Aim of the task> Send back the whole listing untouched.

Available data>
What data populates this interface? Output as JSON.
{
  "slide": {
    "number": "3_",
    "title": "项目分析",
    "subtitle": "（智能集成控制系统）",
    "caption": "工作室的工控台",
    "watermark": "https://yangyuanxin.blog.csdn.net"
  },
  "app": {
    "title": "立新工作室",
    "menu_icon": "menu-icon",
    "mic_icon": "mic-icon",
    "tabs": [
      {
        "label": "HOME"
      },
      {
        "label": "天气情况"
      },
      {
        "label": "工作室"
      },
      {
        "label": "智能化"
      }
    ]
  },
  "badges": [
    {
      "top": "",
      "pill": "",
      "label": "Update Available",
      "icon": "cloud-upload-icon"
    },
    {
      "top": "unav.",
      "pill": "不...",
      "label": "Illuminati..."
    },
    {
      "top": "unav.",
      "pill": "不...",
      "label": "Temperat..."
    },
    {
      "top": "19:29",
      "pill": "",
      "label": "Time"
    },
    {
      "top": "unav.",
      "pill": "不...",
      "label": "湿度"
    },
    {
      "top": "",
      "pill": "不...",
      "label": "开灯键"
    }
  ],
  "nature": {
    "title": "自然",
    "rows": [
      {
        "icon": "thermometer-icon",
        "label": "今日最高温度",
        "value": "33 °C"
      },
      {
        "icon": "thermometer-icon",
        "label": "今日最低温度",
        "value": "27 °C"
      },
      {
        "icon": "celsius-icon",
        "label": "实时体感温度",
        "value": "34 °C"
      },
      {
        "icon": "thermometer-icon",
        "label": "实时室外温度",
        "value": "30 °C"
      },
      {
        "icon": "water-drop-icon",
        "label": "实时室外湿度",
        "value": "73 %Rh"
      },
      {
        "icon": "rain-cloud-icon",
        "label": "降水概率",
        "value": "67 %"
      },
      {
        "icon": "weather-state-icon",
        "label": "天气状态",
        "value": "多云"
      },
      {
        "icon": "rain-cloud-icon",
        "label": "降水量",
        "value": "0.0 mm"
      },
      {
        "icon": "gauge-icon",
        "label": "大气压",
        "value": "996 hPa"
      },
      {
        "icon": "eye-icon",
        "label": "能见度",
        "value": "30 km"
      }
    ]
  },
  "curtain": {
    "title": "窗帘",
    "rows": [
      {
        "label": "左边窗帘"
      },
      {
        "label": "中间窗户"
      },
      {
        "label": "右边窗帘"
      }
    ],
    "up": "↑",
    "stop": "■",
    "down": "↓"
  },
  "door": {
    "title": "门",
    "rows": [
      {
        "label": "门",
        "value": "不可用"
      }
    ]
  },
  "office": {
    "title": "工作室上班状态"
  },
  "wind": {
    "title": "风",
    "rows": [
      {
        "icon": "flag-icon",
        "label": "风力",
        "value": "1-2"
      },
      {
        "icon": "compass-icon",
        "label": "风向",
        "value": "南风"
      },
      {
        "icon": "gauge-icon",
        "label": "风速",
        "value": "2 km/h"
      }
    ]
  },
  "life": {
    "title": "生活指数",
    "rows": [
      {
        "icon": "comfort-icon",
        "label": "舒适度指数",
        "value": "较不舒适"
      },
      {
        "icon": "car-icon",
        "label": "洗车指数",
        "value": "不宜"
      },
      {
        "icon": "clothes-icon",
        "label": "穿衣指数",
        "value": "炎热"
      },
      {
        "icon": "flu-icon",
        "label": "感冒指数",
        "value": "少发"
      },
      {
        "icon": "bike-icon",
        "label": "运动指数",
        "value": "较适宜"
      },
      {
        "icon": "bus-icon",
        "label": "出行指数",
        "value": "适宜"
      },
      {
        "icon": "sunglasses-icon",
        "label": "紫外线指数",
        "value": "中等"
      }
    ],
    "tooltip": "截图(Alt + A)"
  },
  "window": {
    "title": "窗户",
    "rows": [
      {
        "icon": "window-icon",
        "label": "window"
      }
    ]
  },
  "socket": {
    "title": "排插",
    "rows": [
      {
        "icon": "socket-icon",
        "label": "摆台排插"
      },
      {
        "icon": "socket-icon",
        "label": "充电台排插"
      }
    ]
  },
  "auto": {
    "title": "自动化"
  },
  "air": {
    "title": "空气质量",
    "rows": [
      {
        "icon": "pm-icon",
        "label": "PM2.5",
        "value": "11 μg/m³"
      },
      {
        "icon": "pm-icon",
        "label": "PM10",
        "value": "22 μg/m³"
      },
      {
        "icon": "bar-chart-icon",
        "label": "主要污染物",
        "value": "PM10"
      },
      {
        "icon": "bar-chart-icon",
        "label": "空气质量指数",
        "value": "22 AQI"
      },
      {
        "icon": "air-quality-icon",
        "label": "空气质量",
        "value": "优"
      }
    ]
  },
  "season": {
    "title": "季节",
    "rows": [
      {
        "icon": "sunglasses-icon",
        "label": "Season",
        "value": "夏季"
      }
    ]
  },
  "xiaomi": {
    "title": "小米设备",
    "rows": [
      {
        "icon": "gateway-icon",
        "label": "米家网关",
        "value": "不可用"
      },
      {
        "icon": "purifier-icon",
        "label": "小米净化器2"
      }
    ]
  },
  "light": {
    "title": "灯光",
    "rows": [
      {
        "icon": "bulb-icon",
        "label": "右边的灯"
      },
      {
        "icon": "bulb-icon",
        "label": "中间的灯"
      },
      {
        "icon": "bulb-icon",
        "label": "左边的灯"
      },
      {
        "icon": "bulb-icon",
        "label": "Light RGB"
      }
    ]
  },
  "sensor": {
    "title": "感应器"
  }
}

Reply>
What data populates this interface? Output as JSON.
{
  "slide": {
    "number": "3_",
    "title": "项目分析",
    "subtitle": "（智能集成控制系统）",
    "caption": "工作室的工控台",
    "watermark": "https://yangyuanxin.blog.csdn.net"
  },
  "app": {
    "title": "立新工作室",
    "menu_icon": "menu-icon",
    "mic_icon": "mic-icon",
    "tabs": [
      {
        "label": "HOME"
      },
      {
        "label": "天气情况"
      },
      {
        "label": "工作室"
      },
      {
        "label": "智能化"
      }
    ]
  },
  "badges": [
    {
      "top": "",
      "pill": "",
      "label": "Update Available",
      "icon": "cloud-upload-icon"
    },
    {
      "top": "unav.",
      "pill": "不...",
      "label": "Illuminati..."
    },
    {
      "top": "unav.",
      "pill": "不...",
      "label": "Temperat..."
    },
    {
      "top": "19:29",
      "pill": "",
      "label": "Time"
    },
    {
      "top": "unav.",
      "pill": "不...",
      "label": "湿度"
    },
    {
      "top": "",
      "pill": "不...",
      "label": "开灯键"
    }
  ],
  "nature": {
    "title": "自然",
    "rows": [
      {
        "icon": "thermometer-icon",
        "label": "今日最高温度",
        "value": "33 °C"
      },
      {
        "icon": "thermometer-icon",
        "label": "今日最低温度",
        "value": "27 °C"
      },
      {
        "icon": "celsius-icon",
        "label": "实时体感温度",
        "value": "34 °C"
      },
      {
        "icon": "thermometer-icon",
        "label": "实时室外温度",
        "value": "30 °C"
      },
      {
        "icon": "water-drop-icon",
        "label": "实时室外湿度",
        "value": "73 %Rh"
      },
      {
        "icon": "rain-cloud-icon",
        "label": "降水概率",
        "value": "67 %"
      },
      {
        "icon": "weather-state-icon",
        "label": "天气状态",
        "value": "多云"
      },
      {
        "icon": "rain-cloud-icon",
        "label": "降水量",
        "value": "0.0 mm"
      },
      {
        "icon": "gauge-icon",
        "label": "大气压",
        "value": "996 hPa"
      },
      {
        "icon": "eye-icon",
        "label": "能见度",
        "value": "30 km"
      }
    ]
  },
  "curtain": {
    "title": "窗帘",
    "rows": [
      {
        "label": "左边窗帘"
      },
      {
        "label": "中间窗户"
      },
      {
        "label": "右边窗帘"
      }
    ],
    "up": "↑",
    "stop": "■",
    "down": "↓"
  },
  "door": {
    "title": "门",
    "rows": [
      {
        "label": "门",
        "value": "不可用"
      }
    ]
  },
  "office": {
    "title": "工作室上班状态"
  },
  "wind": {
    "title": "风",
    "rows": [
      {
        "icon": "flag-icon",
        "label": "风力",
        "value": "1-2"
      },
      {
        "icon": "compass-icon",
        "label": "风向",
        "value": "南风"
      },
      {
        "icon": "gauge-icon",
        "label": "风速",
        "value": "2 km/h"
      }
    ]
  },
  "life": {
    "title": "生活指数",
    "rows": [
      {
        "icon": "comfort-icon",
        "label": "舒适度指数",
        "value": "较不舒适"
      },
      {
        "icon": "car-icon",
        "label": "洗车指数",
        "value": "不宜"
      },
      {
        "icon": "clothes-icon",
        "label": "穿衣指数",
        "value": "炎热"
      },
      {
        "icon": "flu-icon",
        "label": "感冒指数",
        "value": "少发"
      },
      {
        "icon": "bike-icon",
        "label": "运动指数",
        "value": "较适宜"
      },
      {
        "icon": "bus-icon",
        "label": "出行指数",
        "value": "适宜"
      },
      {
        "icon": "sunglasses-icon",
        "label": "紫外线指数",
        "value": "中等"
      }
    ],
    "tooltip": "截图(Alt + A)"
  },
  "window": {
    "title": "窗户",
    "rows": [
      {
        "icon": "window-icon",
        "label": "window"
      }
    ]
  },
  "socket": {
    "title": "排插",
    "rows": [
      {
        "icon": "socket-icon",
        "label": "摆台排插"
      },
      {
        "icon": "socket-icon",
        "label": "充电台排插"
      }
    ]
  },
  "auto": {
    "title": "自动化"
  },
  "air": {
    "title": "空气质量",
    "rows": [
      {
        "icon": "pm-icon",
        "label": "PM2.5",
        "value": "11 μg/m³"
      },
      {
        "icon": "pm-icon",
        "label": "PM10",
        "value": "22 μg/m³"
      },
      {
        "icon": "bar-chart-icon",
        "label": "主要污染物",
        "value": "PM10"
      },
      {
        "icon": "bar-chart-icon",
        "label": "空气质量指数",
        "value": "22 AQI"
      },
      {
        "icon": "air-quality-icon",
        "label": "空气质量",
        "value": "优"
      }
    ]
  },
  "season": {
    "title": "季节",
    "rows": [
      {
        "icon": "sunglasses-icon",
        "label": "Season",
        "value": "夏季"
      }
    ]
  },
  "xiaomi": {
    "title": "小米设备",
    "rows": [
      {
        "icon": "gateway-icon",
        "label": "米家网关",
        "value": "不可用"
      },
      {
        "icon": "purifier-icon",
        "label": "小米净化器2"
      }
    ]
  },
  "light": {
    "title": "灯光",
    "rows": [
      {
        "icon": "bulb-icon",
        "label": "右边的灯"
      },
      {
        "icon": "bulb-icon",
        "label": "中间的灯"
      },
      {
        "icon": "bulb-icon",
        "label": "左边的灯"
      },
      {
        "icon": "bulb-icon",
        "label": "Light RGB"
      }
    ]
  },
  "sensor": {
    "title": "感应器"
  }
}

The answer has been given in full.